There are some great comedy scenes here too. It’s a silly movie and it even comedically acknowledges the fact that it waited so long to have Thomas (Downey Jr.) help the ghosts out with their unfinished business. And Thomas (as Harrison) belting out the National Anthem before an audience waiting for B.B. King to come on stage is a classic scene.
Ron Underwood’s direction is on point, and Shaiman’s sweeping score fits perfectly with the tone of this movie.
My only criticism is that it didn’t address the fact that Thomas was still mad at the ghosts for leaving him when he was a child. His resentment was never clearly resolved with his invisible friends. But this is a minor complaint compared to how much joy this movie has brought to me.
People will either love it or hate it. It may have been forgotten about since 1993 but I think if people started watching it now, they’d realize that this is a nice treasure waiting to be rediscovered. It holds up well and should be considered a classic by today’s standards.
Twizard Rating: 96
With a less convoluted script and funnier circumstances, Addams Family Values can move beyond one liners and bring the family and their weirdness into the real world. It brings the tone and feel that everyone loved from the first one and creates a more compelling story around it.
We get to see a little more depth here too as we look further into Gomez and Fester’s relationship, explore Fester’s deep rooted issues, and we watch Wednesday fall in love. This is huge for the Addam’s family, who come across as what-you-see-is-what-you-get type of people.
However, the script didn’t come without a few flaws. Questions like, why would it take Debbie so many tries to kill Fester if she just killed all of her ex-husbands with an axe–why didn’t she try the axe with him? And if electrocuting Fester didn’t work the first time, then why did she try it again at the end for her ultimate murder attempt? And I know this is nitpicky, but why didn’t Wednesday and Pugsley just stop putting the VHS tapes into the VCR when they were being “tortured” on punishment at the summer camp, instead of continuing to watch more and more?

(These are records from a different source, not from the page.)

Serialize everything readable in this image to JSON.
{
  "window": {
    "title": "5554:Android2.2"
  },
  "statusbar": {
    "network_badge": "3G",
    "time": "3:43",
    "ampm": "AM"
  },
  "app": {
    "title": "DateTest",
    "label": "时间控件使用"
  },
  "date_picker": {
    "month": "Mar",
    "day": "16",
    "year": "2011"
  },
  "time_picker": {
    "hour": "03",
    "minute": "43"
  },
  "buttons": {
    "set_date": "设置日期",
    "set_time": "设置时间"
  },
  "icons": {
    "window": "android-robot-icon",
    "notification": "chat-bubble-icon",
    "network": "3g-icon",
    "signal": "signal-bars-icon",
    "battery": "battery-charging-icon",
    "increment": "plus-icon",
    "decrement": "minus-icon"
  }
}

But all that aside, this film is highly enjoyable, clever, and laugh-out-loud funny. There aren’t a lot of movies in the history of cinema that can parallel the type of humor presented throughout the Addams Family duology, which makes these films all the more unique and important.
Twizard Rating: 90